The Chinese zodiac has a time cycle of twelve years, each year being named for a different animal. Those humans born in a particular year are believed to share some of the traits of its animal. And so, 2014’s babies to come are forecast to be intelligent, popular, and clever, as horses are judged to be.
Tonight is the night for firecrackers and red envelopes, as well as horses, according to Chinese tradition. Happy New Year!
The month of February ended with an opening for the new RBC exhibition The Encyclopedic Impulse. Last Wednesday evening, over one hundred people attended a reception and viewing and a related lecture that followed.
This year marks the three hundredth anniversary of the birth of French philosopher Denis Diderot, co-editor and visionary of the French Encyclopédie. To commemorate the occasion, the RBC decided to display multiple volumes of that work, but as with any encyclopedic endeavor, the project expanded.
The exhibition further illuminates the encyclopedia concept by including other encyclopedias and reference works, as well as significant writings on knowledge. Pliny the Elder, Francis Bacon, Athanasius Kircher, Abraham Ortelius, H. G. Wells, and Jorge Luis Borges are all invoked in the exploration of the human impulse to collect and organize knowledge in a single bibliographic entity.
To celebrate the exhibition, Ken Hillis, professor of media and technology studies, delivered a lecture entitled “From Alexandria to Google: The Mythic Quest for Universal Libraries.” He organized his talk around four ideas/entities: the Tower of Babel; the Library at Alexandria; the art of knowing of medieval mystic Ramón Llull; and H. G. Wells’ conception of a “World Brain.” Co-author of the recent book Google and the Culture of Search (2012), Prof. Hillis ended with a discussion of Google and a reflection on the ways in which its knowledge project coincides with and differs from previous quests.

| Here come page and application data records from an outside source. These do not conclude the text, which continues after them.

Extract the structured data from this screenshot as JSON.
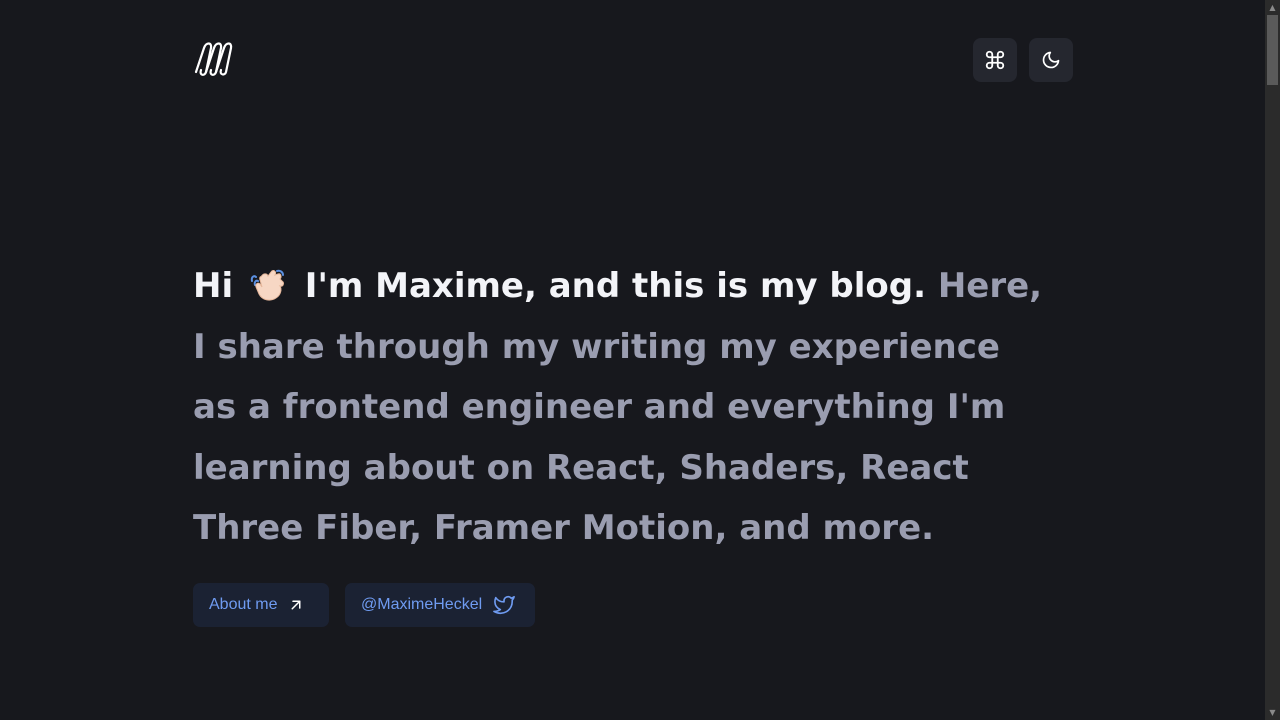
{
  "header": {
    "logo_icon": "mh-logo-icon",
    "command_button_icon": "command-icon",
    "theme_button_icon": "moon-icon"
  },
  "hero": {
    "greeting": "Hi",
    "wave_emoji": "waving-hand-icon",
    "intro": "I'm Maxime, and this is my blog.",
    "description": "Here, I share through my writing my experience as a frontend engineer and everything I'm learning about on React, Shaders, React Three Fiber, Framer Motion, and more."
  },
  "links": {
    "about_label": "About me",
    "about_icon": "arrow-up-right-icon",
    "twitter_label": "@MaximeHeckel",
    "twitter_icon": "twitter-icon"
  },
  "colors": {
    "background": "#17181d",
    "heading_highlight": "#f3f4f8",
    "heading_muted": "#9a9db0",
    "button_bg": "#25272f",
    "link_bg": "#1b2233",
    "link_text": "#6f9bf1"
  }
}
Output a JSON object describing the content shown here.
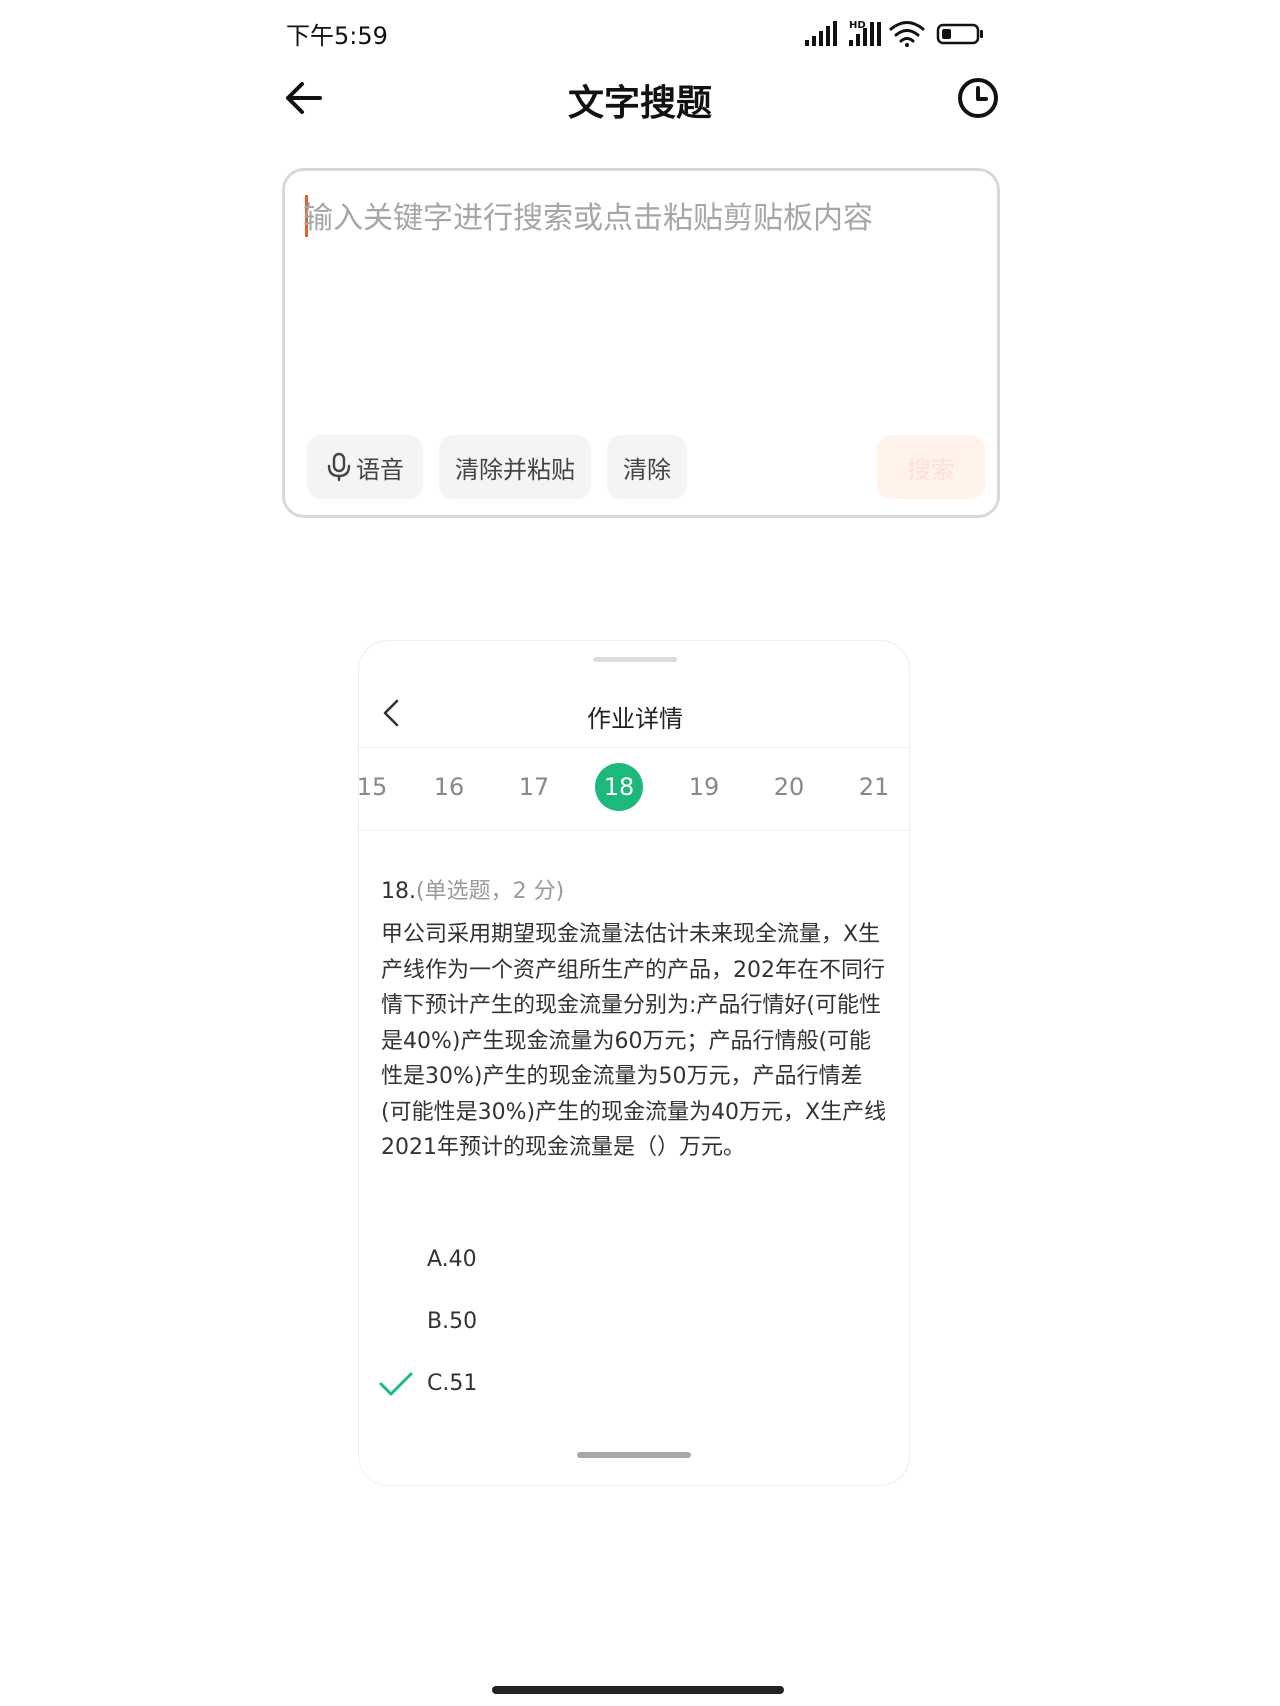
{
  "status_bar": {
    "time": "下午5:59",
    "icons": [
      "signal-icon",
      "hd-signal-icon",
      "wifi-icon",
      "battery-icon"
    ]
  },
  "header": {
    "title": "文字搜题",
    "back_icon": "arrow-left-icon",
    "history_icon": "clock-icon"
  },
  "search": {
    "value": "",
    "placeholder": "输入关键字进行搜索或点击粘贴剪贴板内容",
    "voice_label": "语音",
    "clear_paste_label": "清除并粘贴",
    "clear_label": "清除",
    "search_label": "搜索"
  },
  "homework": {
    "title": "作业详情",
    "question_numbers": [
      "15",
      "16",
      "17",
      "18",
      "19",
      "20",
      "21"
    ],
    "active_question": "18",
    "question_number": "18.",
    "question_meta": "(单选题，2 分)",
    "question_text": "甲公司采用期望现金流量法估计未来现全流量，X生产线作为一个资产组所生产的产品，202年在不同行情下预计产生的现金流量分别为:产品行情好(可能性是40%)产生现金流量为60万元；产品行情般(可能性是30%)产生的现金流量为50万元，产品行情差(可能性是30%)产生的现金流量为40万元，X生产线2021年预计的现金流量是（）万元。",
    "options": [
      {
        "label": "A.40",
        "checked": false
      },
      {
        "label": "B.50",
        "checked": false
      },
      {
        "label": "C.51",
        "checked": true
      }
    ]
  },
  "colors": {
    "accent_green": "#1db87b",
    "search_button_bg": "#fff3ec",
    "cursor_orange": "#e0622a"
  }
}
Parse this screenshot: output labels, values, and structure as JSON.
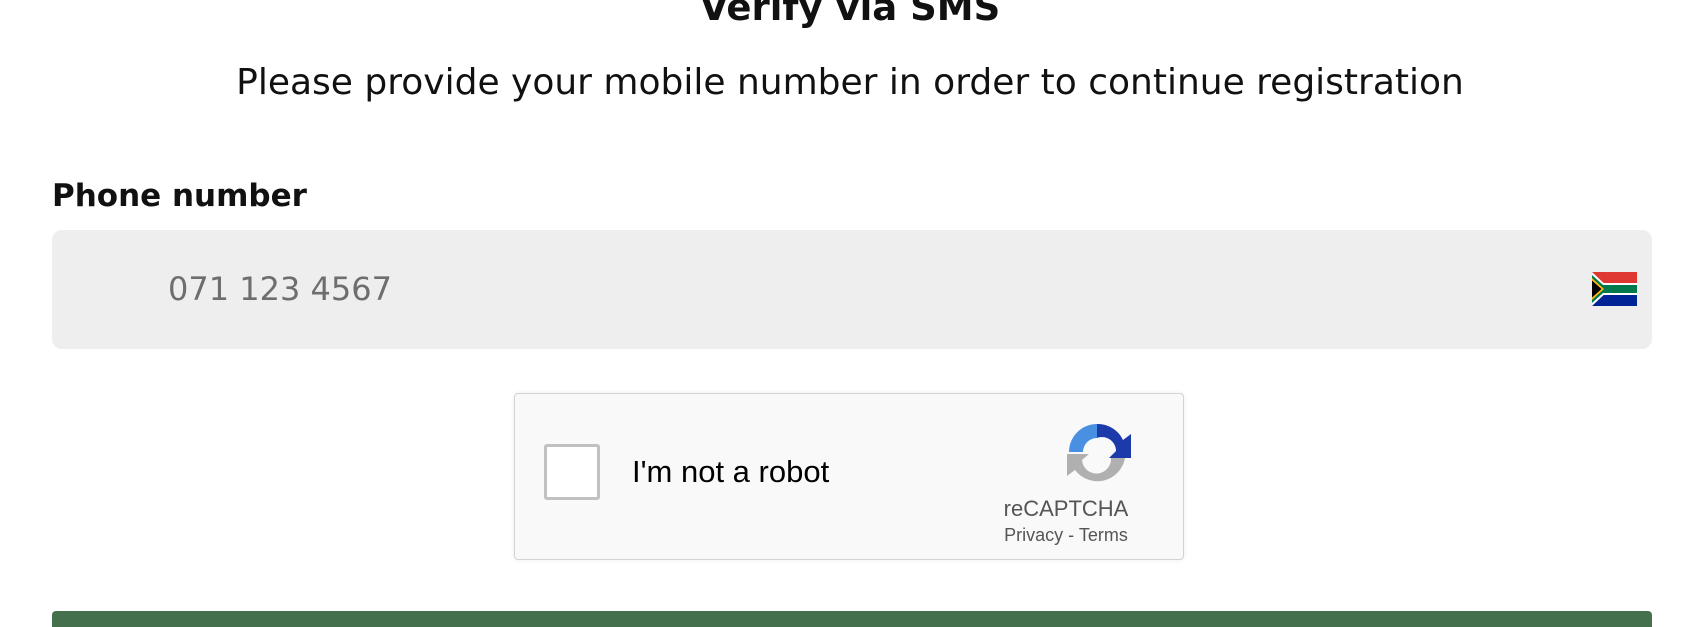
{
  "header": {
    "title": "Verify via SMS",
    "subtitle": "Please provide your mobile number in order to continue registration"
  },
  "phone": {
    "label": "Phone number",
    "placeholder": "071 123 4567",
    "value": "",
    "country_flag_icon": "south-africa-flag-icon"
  },
  "recaptcha": {
    "checkbox_label": "I'm not a robot",
    "checked": false,
    "brand": "reCAPTCHA",
    "privacy_link": "Privacy",
    "separator": "-",
    "terms_link": "Terms",
    "logo_icon": "recaptcha-logo-icon"
  },
  "colors": {
    "primary_button": "#44704e",
    "input_background": "#eeeeee",
    "text": "#111111"
  }
}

It was a thought-provoking talk, in sympathy with the Rare Book Collection exhibition, and one entirely appropriate to a university library. The show is up in Wilson Library’s Melba Remig Saltarelli exhibit room through May 26, 2013.